Secondly, there are Scriptural bases for this doctrine. John Paul II rightly draws attention to the deeply Scriptural roots of this teaching. In Matthew 26:28, we read, “This is (estin) my blood… which is being poured out (ekchunnomenon).” In Luke 22:19 we have the following, “And he took bread, and when he had given thanks he broke it and gave it to them, saying, ‘This is my body, which is being given for you (estin, didomenon). Do this in remembrance of me.’” We have here a present progressive action. (The present participle is usually used for present action.) In addition to this present tense participle, the present tense of the main verb, is, seals the case: The blood of Christ “is being poured out” for you.

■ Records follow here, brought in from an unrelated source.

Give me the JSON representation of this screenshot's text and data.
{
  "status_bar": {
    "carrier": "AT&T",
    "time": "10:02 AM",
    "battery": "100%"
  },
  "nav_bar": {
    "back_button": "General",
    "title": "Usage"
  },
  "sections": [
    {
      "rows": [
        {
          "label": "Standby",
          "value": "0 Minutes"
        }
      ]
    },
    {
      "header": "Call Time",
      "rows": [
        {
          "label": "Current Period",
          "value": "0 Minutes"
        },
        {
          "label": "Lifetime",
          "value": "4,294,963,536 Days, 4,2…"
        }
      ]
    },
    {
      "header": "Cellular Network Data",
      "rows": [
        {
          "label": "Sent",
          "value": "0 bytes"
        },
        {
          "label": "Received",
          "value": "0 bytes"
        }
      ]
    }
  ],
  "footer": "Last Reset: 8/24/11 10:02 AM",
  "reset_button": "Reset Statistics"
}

We must read this passage in light of its context in the life of Jesus: the Passover meal (Exodus 12:14; 13:9; Deut 16:3–6). The Jewish men are to tell their sons, “‘It is the sacrifice of the Lord’s Passover, for he passed over the houses of the people of Israel in Egypt, when he slew the Egyptians but spared our houses,’” Exodus 12:27. In the re-presentations of this sacrifice through the ages, the head of the Jewish family was to interpret the Passover by referring the unleavened bread to the “bread of affliction” in Deuteronomy 16:3 (Joseph Fitzmeyer, Luke X–XXIV, vol. 28A (1985)). That is, these two ritual elements came to be (or always were) identified.
In his life, Jesus identifies himself with that bread (Fitzmeyer, p. 1399). If in the Old Testament times, the father is to point out the identity of the sacrificial victim by indicating a present “afflicted” reality, then Jesus is pointing out that he himself is that sacrificial lamb. Thus, the commemoration of Jesus’ sacrifice which he commands us is the New Testament version of the memory of the Passover. Jesus is establishing a new practice; he is fulfilling the Old Law.
Further, the verb “given” has a sacrificial ring to it. This ring is confirmed by the vicarious implication of “for others.” (Note: not “instead of others” (anti) but “for others” (huper). The same is true in Romans 5.)
Now, the OT sees blood as the life of the animal, Lev 17:11. Therefore, the shedding of blood is the offering of life, Lev 16:1–34, echoed in Hebrews 9:22. Moreover, the present imperative “Do this” is not only a command to repeat but also an allusion to sacrifice and memory in the OT, e.g., Lev 24:7; Num 5:15; Num 10:9–10; Ps 19:3; and cf, Heb 10:3. (The Hebrew zakar = remember/memory.)
The Scriptural imagery is one of sacrifice. Moreover, the context of the institution of this sacrament is one of anticipation of the coming crucifixion: “‘You know that after two days the Passover is coming, and the Son of man will be delivered up to be crucified.’” Jesus predicts his death, Mt 26:2. He is instituting this New Passover at a crucial moment. This is as it were his last will and testament.
Just as the first Passover meal was real, so were its ritual representations. Every year, a real immolation of real lambs – and real eating! Similarly, just as Jesus meal was real, so are its representations which he commands. Thus, the ritual he commands is real not merely symbolic, (see also LaGrange, p. 544).
But we must understand that the true Sacrifice of the Mass is a not a “repeat.” It is not “a second sacrifice”. What is repeated is only the ritual reenactment. But the Sacrifice is one and the same. In each reenactment, there is a re-presentation of the same sacrifice on Calvary. Its application now helps us who are spread all over the globe, centuries or yes millennia after Jesus, it helps us experience this sacrifice humanly for it is present now to us. It is thus “for the remission of sins” now. The whole sacrifice is offered up to the Father through the Son.
The separate consecrations of the bread and wine help signify this mystery. Just as in sacrifice, blood is separated from flesh, so the bread and wine are separately consecrated.